“It’s useful for the community to see the type of research we’re doing,” says participant Kenji Klein. “The strange thing about being a Ph.D. student is that much of the work you do is on your own. You’re kind of isolated from the outside world and have no idea what everyone else is working on.

“This event allows us to share with other students and faculty from other areas – even representatives from local businesses. Their feedback fosters better research and better outcomes.”

Klein’s current project involves the burgeoning medical marijuana industry and the barriers confronting upstarts in the controversial new market, including close scrutiny by the medical community, regulatory issues and public perception.

“I’m really evaluating the entrepreneurial process by looking at an extreme case: how entrepreneurs have to fight for a market, build the rules and the regulatory system creating and allowing a market – and the unique problems they run into when their industry is quasi–illegal, like medical marijuana,” Klein says.

“Some of these issues are the same as those faced by entrepreneurs in post-socialist economies. How new types of businesses become legitimate is what I’m exploring.”

In contrast, doctoral students Jim Leonhardt and Jesse Catlin are studying a well-established industry: advertising.

“It’s widely known that certain advertising techniques generate a more positive response from viewers. Our goal was to explain why,” Leonhardt says. “Part of our work explored why ad images facing inward are often more effective at conveying a message and creating a positive response than images facing outward.

“What we discovered was that it took less work by the viewer to understand the message when the images faced inward. They perceived the message more quickly, which resulted in a more positive view of the product being marketed. Humans appear to be ‘cognitive misers.’ They want to maximize what they’re doing with the least amount of mental effort.”

Catlin notes: “I think what surprised us most about our findings was the difference in reaction time to inward- versus outward-facing product images – and that it was the speed to process the message that predicted the liking. Simply put, the easier an image is to process, the more you’re going to like it.

“I guess the next challenge for us will be to determine if the alternative is true: If something is hard to process, will you have a negative perception of that product? And how could that reaction be leveraged in, say, an antismoking campaign?”

ResearchFest, established in 2008 as a collegial, walk-around-style event, is the brainchild of Professor Alladi Venkatesh.

“UCI is known for research. However, much of the research that garners the public’s attention is that done by the science departments or medical school,” Venkatesh says. “I felt it was time for the business school to share its accomplishments and be recognized for the research our students conduct.”

Professor Robin Keller, director of Merage’s doctoral program, and Noel Negrete, assistant director, organized this year’s event.

“ResearchFest is an important part of the Ph.D. experience,” Keller says. “It not only provides an outlet for students to expose their work and share findings, but it also helps them get their research organized and prepared for presentation.

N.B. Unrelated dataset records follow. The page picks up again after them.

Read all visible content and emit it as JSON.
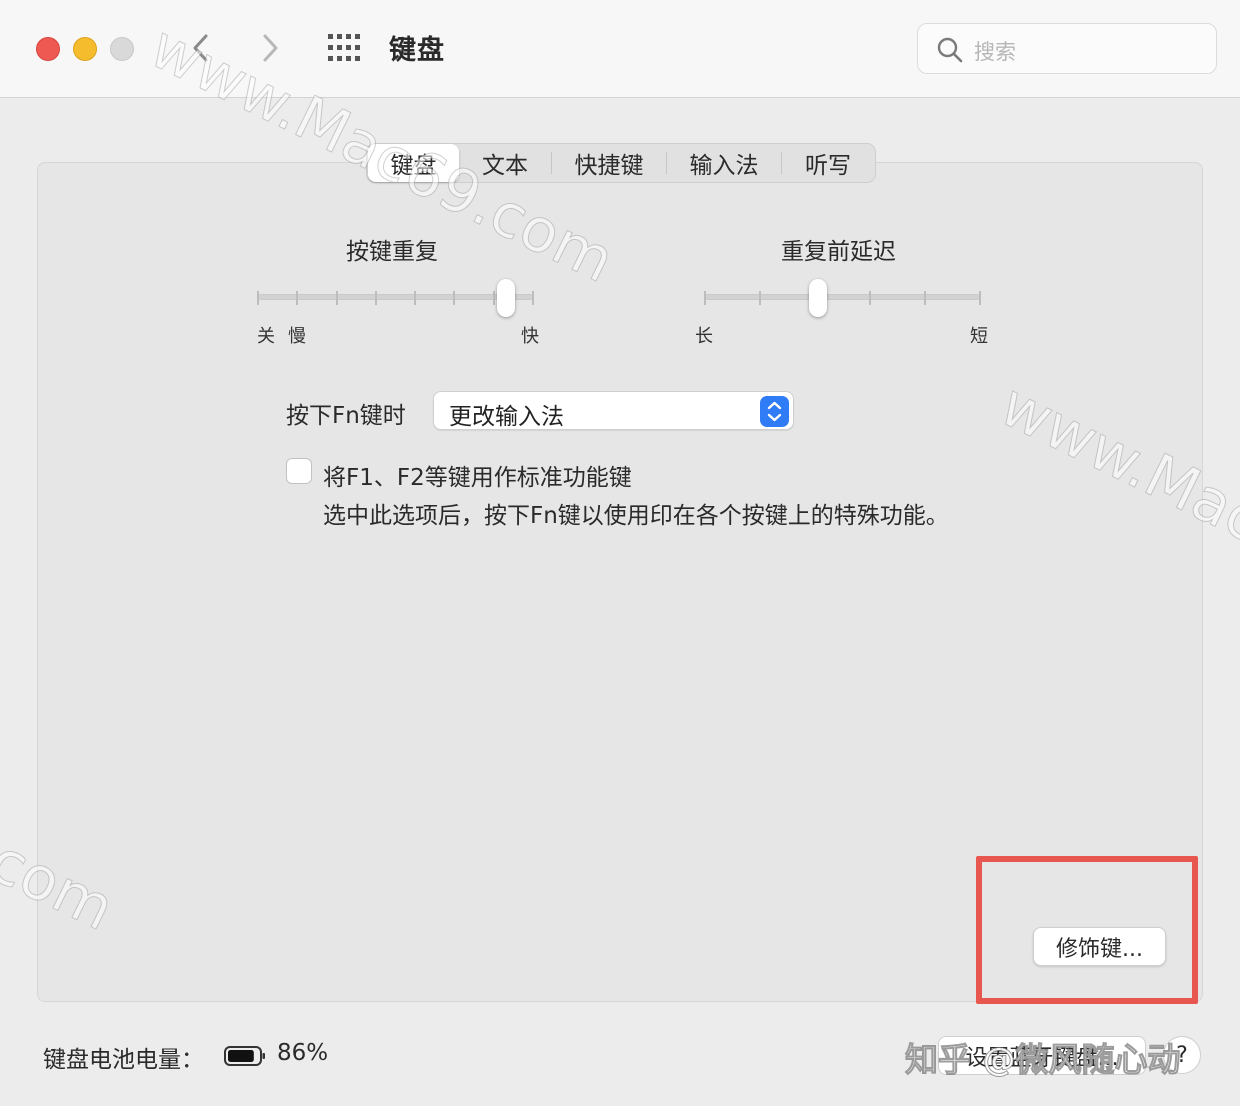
{
  "window": {
    "title": "键盘",
    "search_placeholder": "搜索"
  },
  "tabs": [
    {
      "label": "键盘",
      "active": true
    },
    {
      "label": "文本",
      "active": false
    },
    {
      "label": "快捷键",
      "active": false
    },
    {
      "label": "输入法",
      "active": false
    },
    {
      "label": "听写",
      "active": false
    }
  ],
  "key_repeat": {
    "title": "按键重复",
    "label_off": "关",
    "label_slow": "慢",
    "label_fast": "快",
    "stops": 8,
    "selected_stop": 7
  },
  "repeat_delay": {
    "title": "重复前延迟",
    "label_long": "长",
    "label_short": "短",
    "stops": 6,
    "selected_stop": 3
  },
  "fn_key": {
    "label": "按下Fn键时",
    "value": "更改输入法"
  },
  "function_keys": {
    "checked": false,
    "label": "将F1、F2等键用作标准功能键",
    "description": "选中此选项后，按下Fn键以使用印在各个按键上的特殊功能。"
  },
  "modifier_button": "修饰键...",
  "battery": {
    "label": "键盘电池电量：",
    "percent": "86%",
    "level": 0.86
  },
  "bluetooth_button": "设置蓝牙键盘...",
  "help_button": "?",
  "watermarks": {
    "site": "www.Mac69.com",
    "corner": "知乎 @微风随心动"
  },
  "colors": {
    "close": "#ee5a52",
    "minimize": "#f5bd2e",
    "accent": "#2f7cf6",
    "highlight": "#e8574f"
  }
}
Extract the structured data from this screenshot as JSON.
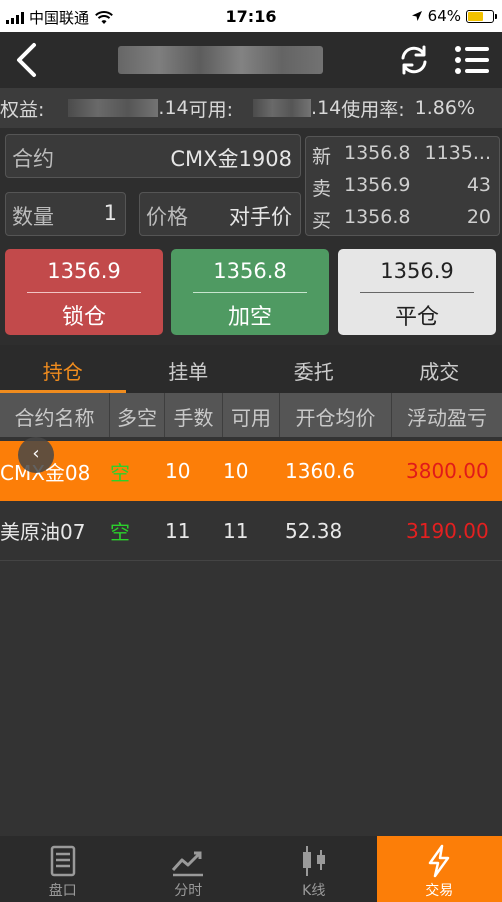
{
  "status": {
    "carrier": "中国联通",
    "time": "17:16",
    "battery": "64%",
    "battery_level": 0.64
  },
  "account": {
    "equity_label": "权益:",
    "equity_tail": ".14",
    "available_label": "可用:",
    "available_tail": ".14",
    "usage_label": "使用率:",
    "usage_value": "1.86%"
  },
  "order": {
    "contract_label": "合约",
    "contract_value": "CMX金1908",
    "qty_label": "数量",
    "qty_value": "1",
    "price_label": "价格",
    "price_value": "对手价"
  },
  "quote": {
    "rows": [
      {
        "label": "新",
        "price": "1356.8",
        "value": "1135..."
      },
      {
        "label": "卖",
        "price": "1356.9",
        "value": "43"
      },
      {
        "label": "买",
        "price": "1356.8",
        "value": "20"
      }
    ]
  },
  "buttons": {
    "lock": {
      "price": "1356.9",
      "label": "锁仓"
    },
    "add_short": {
      "price": "1356.8",
      "label": "加空"
    },
    "close": {
      "price": "1356.9",
      "label": "平仓"
    }
  },
  "tabs": [
    {
      "label": "持仓",
      "active": true
    },
    {
      "label": "挂单",
      "active": false
    },
    {
      "label": "委托",
      "active": false
    },
    {
      "label": "成交",
      "active": false
    }
  ],
  "table": {
    "headers": [
      "合约名称",
      "多空",
      "手数",
      "可用",
      "开仓均价",
      "浮动盈亏"
    ],
    "rows": [
      {
        "name": "CMX金08",
        "side": "空",
        "lots": "10",
        "avail": "10",
        "avg": "1360.6",
        "pnl": "3800.00"
      },
      {
        "name": "美原油07",
        "side": "空",
        "lots": "11",
        "avail": "11",
        "avg": "52.38",
        "pnl": "3190.00"
      }
    ]
  },
  "tabbar": [
    {
      "label": "盘口",
      "icon": "list-icon",
      "active": false
    },
    {
      "label": "分时",
      "icon": "line-chart-icon",
      "active": false
    },
    {
      "label": "K线",
      "icon": "candlestick-icon",
      "active": false
    },
    {
      "label": "交易",
      "icon": "lightning-icon",
      "active": true
    }
  ],
  "colors": {
    "accent": "#fc7e08",
    "sell": "#c24a4b",
    "buy": "#4f9a62",
    "short": "#2bd12b",
    "pnl": "#e32020"
  }
}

“It offers students a friendly forum in which they can practice their presentation skills, garner some input and gain confidence in their research. In addition, ResearchFest gives them something to put on their resumes, and from there they can revise their research for presentation in a competitive environment.”